Strategic Air Command
Between 1946 and 1992, the Strategic Air Command of the United States Air Force had the primary responsibility for using nuclear weapons against the Soviet Union, China, and other Cold War targets. While its first commander was GEN George Kenney, the modern command was built from WWII forces by GEN Curtis LeMay, changing the mission from mass raids to nuclear attack. Until 1959, it also developed the target lists and attack plans, until President Dwight D. Eisenhower sent his Science Advisor, George Kistiakowsky, to SAC Headquarters at Offutt Air Force Base near Omaha, Nebraska.
At first, the SAC generals refused to share nuclear plans with Kistiakowsky, who went back to Washington, and returned with Presidential orders essentially giving the SAC staff the choice of making all information available to Kistiakowsky, his representative, or to retire. The information was provided, and, in the final months of the Eisenhower Administration, Presidential policy started to guide nuclear war planning.
The Air Force monopoly on strategic weapons delivery ended with the Navy's first test of a Polaris submarine-launched ballistic missile in 1960. The need for coordinating Air Force and Navy programs, as well as the imposition of White House policy, led to the first Single Integrated Operational Plan (SIOP-62) issued in 1962. From then on, strategic planning was by a joint staff.
In 1992, a major Air Force reorganization put the bombers under the new Air Combat Command, and SAC was abolished.

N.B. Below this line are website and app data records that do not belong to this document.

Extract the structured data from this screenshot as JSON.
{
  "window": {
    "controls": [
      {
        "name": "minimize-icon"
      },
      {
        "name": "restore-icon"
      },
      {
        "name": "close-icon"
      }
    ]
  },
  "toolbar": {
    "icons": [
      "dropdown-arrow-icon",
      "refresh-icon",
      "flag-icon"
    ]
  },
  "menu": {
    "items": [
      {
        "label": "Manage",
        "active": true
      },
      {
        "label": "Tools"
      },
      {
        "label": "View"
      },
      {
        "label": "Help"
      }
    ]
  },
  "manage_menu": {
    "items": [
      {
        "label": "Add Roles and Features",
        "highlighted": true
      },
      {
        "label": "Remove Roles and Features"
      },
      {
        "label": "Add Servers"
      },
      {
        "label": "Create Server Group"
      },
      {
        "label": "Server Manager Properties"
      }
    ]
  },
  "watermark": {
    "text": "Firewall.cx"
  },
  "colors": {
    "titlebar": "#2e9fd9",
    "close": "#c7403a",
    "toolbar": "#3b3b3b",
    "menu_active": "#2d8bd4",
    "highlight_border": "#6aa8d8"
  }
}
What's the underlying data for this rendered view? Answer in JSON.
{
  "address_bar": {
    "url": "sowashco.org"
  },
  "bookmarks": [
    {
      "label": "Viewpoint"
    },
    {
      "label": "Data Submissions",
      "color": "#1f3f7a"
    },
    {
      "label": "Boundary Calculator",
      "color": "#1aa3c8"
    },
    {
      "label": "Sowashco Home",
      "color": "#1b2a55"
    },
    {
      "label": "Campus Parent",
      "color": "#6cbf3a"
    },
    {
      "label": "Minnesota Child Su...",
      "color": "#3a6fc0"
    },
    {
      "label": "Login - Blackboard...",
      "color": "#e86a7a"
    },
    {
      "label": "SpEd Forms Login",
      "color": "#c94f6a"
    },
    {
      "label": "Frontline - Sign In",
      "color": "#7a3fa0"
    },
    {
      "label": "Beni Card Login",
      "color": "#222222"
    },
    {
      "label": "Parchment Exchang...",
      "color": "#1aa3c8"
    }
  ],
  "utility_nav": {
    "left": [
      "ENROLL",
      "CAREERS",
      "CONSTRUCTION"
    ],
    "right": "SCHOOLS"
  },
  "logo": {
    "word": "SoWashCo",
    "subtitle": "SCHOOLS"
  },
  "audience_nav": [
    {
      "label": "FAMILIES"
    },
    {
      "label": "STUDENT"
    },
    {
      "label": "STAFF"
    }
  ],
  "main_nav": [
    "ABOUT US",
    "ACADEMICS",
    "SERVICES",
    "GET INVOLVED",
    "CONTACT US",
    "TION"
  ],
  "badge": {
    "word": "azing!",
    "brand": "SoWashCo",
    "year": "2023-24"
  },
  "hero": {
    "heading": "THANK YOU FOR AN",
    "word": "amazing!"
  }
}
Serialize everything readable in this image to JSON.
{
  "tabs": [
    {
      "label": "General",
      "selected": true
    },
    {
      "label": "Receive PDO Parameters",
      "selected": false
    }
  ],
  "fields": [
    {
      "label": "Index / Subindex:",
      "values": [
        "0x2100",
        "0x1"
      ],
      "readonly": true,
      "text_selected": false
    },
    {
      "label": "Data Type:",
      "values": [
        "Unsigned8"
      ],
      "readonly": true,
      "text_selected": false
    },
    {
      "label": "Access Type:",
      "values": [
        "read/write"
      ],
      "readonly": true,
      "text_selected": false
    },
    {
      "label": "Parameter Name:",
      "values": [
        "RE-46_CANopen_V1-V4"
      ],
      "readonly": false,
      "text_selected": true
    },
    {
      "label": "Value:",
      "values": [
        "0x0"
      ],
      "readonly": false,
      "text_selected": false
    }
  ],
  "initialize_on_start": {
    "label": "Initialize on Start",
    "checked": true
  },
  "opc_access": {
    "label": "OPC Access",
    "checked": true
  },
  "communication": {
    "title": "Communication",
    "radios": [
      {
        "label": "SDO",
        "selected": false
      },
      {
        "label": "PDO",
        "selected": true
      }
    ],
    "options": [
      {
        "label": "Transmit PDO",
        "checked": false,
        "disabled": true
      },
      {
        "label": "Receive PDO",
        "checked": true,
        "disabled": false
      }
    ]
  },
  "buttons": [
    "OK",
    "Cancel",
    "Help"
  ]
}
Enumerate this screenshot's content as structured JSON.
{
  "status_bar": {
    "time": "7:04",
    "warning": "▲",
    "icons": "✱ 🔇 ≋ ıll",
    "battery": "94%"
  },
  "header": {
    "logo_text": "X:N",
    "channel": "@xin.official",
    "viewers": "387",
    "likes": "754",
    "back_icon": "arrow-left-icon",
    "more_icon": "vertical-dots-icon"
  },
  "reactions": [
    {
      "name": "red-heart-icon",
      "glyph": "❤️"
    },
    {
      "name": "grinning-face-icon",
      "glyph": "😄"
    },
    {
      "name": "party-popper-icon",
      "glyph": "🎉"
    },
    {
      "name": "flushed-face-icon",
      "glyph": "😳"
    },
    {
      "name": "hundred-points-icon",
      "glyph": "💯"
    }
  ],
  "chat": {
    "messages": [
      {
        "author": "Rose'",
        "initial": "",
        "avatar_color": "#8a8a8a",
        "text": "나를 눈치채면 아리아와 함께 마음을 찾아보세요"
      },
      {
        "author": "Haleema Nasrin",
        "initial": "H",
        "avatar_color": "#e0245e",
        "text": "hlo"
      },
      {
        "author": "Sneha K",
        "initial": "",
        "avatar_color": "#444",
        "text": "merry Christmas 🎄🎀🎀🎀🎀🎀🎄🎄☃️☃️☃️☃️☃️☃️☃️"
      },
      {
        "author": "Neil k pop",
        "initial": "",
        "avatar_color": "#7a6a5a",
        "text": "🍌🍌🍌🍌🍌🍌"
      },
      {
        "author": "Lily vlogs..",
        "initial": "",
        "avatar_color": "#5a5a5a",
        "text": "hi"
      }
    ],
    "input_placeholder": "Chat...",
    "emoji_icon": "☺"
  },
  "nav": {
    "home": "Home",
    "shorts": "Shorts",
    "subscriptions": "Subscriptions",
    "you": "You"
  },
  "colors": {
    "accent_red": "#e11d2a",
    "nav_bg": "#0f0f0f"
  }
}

A new United States Strategic Command was formed, to which the bombers and missiles would be detailed for nuclear war.